Second, we have the GPT-2 (AN #46) staged release process. We’ve covered (AN #58) this (AN #55) before (AN #58), so I won’t retell the story here. However, this shows how a deviation from the norm (of always publishing) can lead to a large discussion about what publication norms are actually appropriate, leading to large changes in the field as a whole.
Finally, we have the OECD AI Policy Observatory, a resource that has been established to help countries implement the OECD AI principles. The author emphasizes that it was quite impressive for the AI principles to even get the support that they did, given the rhetoric about countries competing on AI. Now, as the AI principles have to be put into practice, the observatory provides several resources for countries that should help in ensuring that implementation actually happens.

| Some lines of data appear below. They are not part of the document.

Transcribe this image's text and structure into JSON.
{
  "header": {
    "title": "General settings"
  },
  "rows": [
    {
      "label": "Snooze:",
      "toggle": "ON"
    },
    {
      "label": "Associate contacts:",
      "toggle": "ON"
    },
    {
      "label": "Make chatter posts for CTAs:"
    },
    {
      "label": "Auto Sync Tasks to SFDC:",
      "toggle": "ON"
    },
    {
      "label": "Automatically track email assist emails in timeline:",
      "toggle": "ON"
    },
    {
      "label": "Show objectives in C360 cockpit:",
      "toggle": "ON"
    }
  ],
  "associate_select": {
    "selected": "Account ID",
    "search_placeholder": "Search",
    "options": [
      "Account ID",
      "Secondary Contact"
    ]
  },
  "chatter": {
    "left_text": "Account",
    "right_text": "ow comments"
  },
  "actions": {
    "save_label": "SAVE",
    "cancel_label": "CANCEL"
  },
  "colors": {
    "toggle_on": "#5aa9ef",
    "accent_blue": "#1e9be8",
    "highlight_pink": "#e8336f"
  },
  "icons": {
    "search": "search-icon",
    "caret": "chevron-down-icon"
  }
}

Read more: MAIEI summary
Combining Deep Reinforcement Learning and Search for Imperfect-Information Games (Noam Brown, Anton Bakhtin et al) (summarized by Rohin): AlphaZero (AN #36) and its predecessors have achieved impressive results in zero-sum two-player perfect-information games, by using a combination of search (MCTS) and RL. This paper provides the first combination of search and deep RL for imperfect-information games like poker. (Prior work like Pluribus (AN #74) did use search, but didn’t combine it with deep RL, instead relying on significant expert information about poker.)

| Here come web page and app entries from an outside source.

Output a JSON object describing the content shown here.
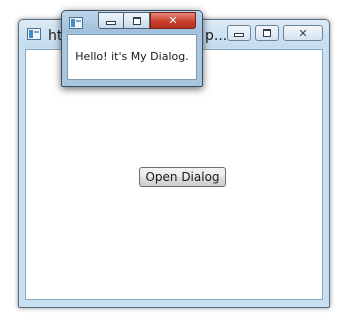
{
  "main_window": {
    "title": "ht",
    "title_tail": "p...",
    "controls": {
      "minimize": "minimize",
      "maximize": "maximize",
      "close": "close"
    },
    "open_dialog_button": {
      "label": "Open Dialog"
    }
  },
  "dialog_window": {
    "message": "Hello! it's My Dialog.",
    "controls": {
      "minimize": "minimize",
      "maximize": "maximize",
      "close": "close"
    }
  },
  "icons": [
    "app-icon",
    "minimize-icon",
    "maximize-icon",
    "close-icon"
  ],
  "colors": {
    "frame_active": "#a8c6e0",
    "frame_inactive": "#c6dff1",
    "close_button": "#c9402d"
  }
}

The key idea that makes AlphaZero work is that we can estimate the value of a state independently of other states without any interaction effects. For any given state s, we can simulate possible future rollouts of the game, and propagate the values of the resulting new states back up to s. In contrast, for imperfect information games, this approach does not work since you cannot estimate the value of a state independently of the policy you used to get to that state. The solution is to instead estimate values for public belief states, which capture the public common knowledge that all players have. Once this is done, it is possible to once again use the strategy of backing up values from simulated future states to the current state, and to train a value network and policy network based on this.
AI Governance Project Manager (Markus Anderljung) (summarized by Rohin): The Centre for the Governance of AI is hiring for a project manager role. The deadline to apply is September 30.
I'm always happy to hear feedback; you can send it to me, Rohin Shah, by replying to this email.
An audio podcast version of the Alignment Newsletter is available. This podcast is an audio version of the newsletter, recorded by Robert Miles.
MAIEI also has an AI Ethics newsletter I recommend for those interested in the topic.
I actually expect that the work needed for the open-ended search paradigm will end up looking very similar to the work needed by the “AGI via deep RL” paradigm: the differences I see are differences in difficulty, not differences in what problems qualitatively need to be solved.
I'm inclined to agree. I wonder if there are any distinctive features that jump out?